Peace Through Chemistry IV displays a beautiful and innovative sequencing, where objects in one quadrant morph into another that is all together modern, and equally speaks to Lichtenstein’s genius as an artist. The Art Deco style, became a core influence for Lichtenstein between the years 1966 and 1970 - a movement that wove together through the visual language geometrical forms and technical advancements. “Lichtenstein was attracted to Art Deco because of its avid yet irrational hunger for heroic industrial forms.” (Hendrickson, 2001 p. 63) Peace Through Chemistry represents this exact enunciation.
The left section of the print is subtly brought to the viewers’ attention by the use of colour (deep navy and canary yellow hues) contrasting the remaining composition’s monochromatic hues of black and white. A dazzling modern skyscraper with the yellow flash of bright city lights demonstrably showcase the awe of such an architectural feat. Working in New York, Lichtenstein was continually influenced by the motifs and stylized City’s skyline – Peace Through Chemistry IV, behaves in an architectural fashion reminiscent of an architectural frieze or bas-relief that exhibits both a shallow, yet sculptural quality. A powerful narrative plays out amidst an array of core scientific instruments, such as a microscope, gears, test tubes as well as those who are driving the innovation.
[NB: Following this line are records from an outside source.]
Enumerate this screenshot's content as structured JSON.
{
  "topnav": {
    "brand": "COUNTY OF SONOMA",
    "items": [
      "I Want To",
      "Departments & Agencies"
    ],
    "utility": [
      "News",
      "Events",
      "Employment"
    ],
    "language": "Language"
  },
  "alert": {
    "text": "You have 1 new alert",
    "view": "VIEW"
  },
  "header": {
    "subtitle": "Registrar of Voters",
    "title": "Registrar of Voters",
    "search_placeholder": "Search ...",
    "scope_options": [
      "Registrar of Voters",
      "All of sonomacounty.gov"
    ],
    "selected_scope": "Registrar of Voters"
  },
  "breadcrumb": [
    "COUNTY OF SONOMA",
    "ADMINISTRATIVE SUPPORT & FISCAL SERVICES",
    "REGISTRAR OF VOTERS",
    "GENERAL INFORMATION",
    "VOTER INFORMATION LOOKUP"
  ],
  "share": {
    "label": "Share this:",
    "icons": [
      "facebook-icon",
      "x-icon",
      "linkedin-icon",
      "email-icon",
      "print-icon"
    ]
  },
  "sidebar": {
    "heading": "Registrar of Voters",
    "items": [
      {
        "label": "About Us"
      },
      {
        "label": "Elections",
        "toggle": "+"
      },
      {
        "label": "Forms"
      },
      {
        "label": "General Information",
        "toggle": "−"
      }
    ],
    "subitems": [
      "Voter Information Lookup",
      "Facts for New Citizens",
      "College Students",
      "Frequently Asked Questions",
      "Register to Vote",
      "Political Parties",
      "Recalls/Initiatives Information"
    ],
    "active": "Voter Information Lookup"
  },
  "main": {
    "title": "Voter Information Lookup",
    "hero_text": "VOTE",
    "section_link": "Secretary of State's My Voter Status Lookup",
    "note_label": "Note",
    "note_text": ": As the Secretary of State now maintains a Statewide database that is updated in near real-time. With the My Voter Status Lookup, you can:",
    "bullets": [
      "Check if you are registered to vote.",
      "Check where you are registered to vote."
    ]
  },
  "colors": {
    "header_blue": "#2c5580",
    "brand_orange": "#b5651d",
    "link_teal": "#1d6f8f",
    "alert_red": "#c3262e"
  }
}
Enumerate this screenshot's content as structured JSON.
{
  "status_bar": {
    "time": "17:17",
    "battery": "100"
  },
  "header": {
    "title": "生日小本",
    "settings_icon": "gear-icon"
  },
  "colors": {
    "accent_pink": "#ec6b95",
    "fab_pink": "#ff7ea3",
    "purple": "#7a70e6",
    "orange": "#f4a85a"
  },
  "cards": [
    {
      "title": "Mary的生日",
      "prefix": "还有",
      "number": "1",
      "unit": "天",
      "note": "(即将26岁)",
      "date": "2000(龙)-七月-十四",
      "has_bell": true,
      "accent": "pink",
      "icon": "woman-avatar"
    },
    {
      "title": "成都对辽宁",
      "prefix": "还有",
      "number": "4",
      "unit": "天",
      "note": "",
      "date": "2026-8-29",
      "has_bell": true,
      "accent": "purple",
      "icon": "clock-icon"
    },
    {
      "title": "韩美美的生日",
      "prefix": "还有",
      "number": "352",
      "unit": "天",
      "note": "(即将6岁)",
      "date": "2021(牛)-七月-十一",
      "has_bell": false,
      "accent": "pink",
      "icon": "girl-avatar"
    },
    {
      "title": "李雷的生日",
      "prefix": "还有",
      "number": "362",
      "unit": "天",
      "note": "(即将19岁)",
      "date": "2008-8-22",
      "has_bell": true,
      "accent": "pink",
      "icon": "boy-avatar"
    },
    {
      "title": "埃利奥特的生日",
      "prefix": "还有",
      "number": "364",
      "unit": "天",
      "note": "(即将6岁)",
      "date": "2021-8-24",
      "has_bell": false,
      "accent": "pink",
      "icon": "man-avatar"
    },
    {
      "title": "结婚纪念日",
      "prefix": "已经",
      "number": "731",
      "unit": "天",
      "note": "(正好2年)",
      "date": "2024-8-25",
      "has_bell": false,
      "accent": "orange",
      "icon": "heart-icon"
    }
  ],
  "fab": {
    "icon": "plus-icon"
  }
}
From the figure’s hair to smoke emanating from the test tubes, the undulating lines relate to the streaming speed lines that defined the Art Deco style. The overall composition – celebrates the advance of innovative progress.
Janis Hendrickson, Lichtenstein, 2001;
Samantha Rippner, The Postwar Print Renaissance in America, the Metropolitan Museum of Art , 2004
Prominent Private Collection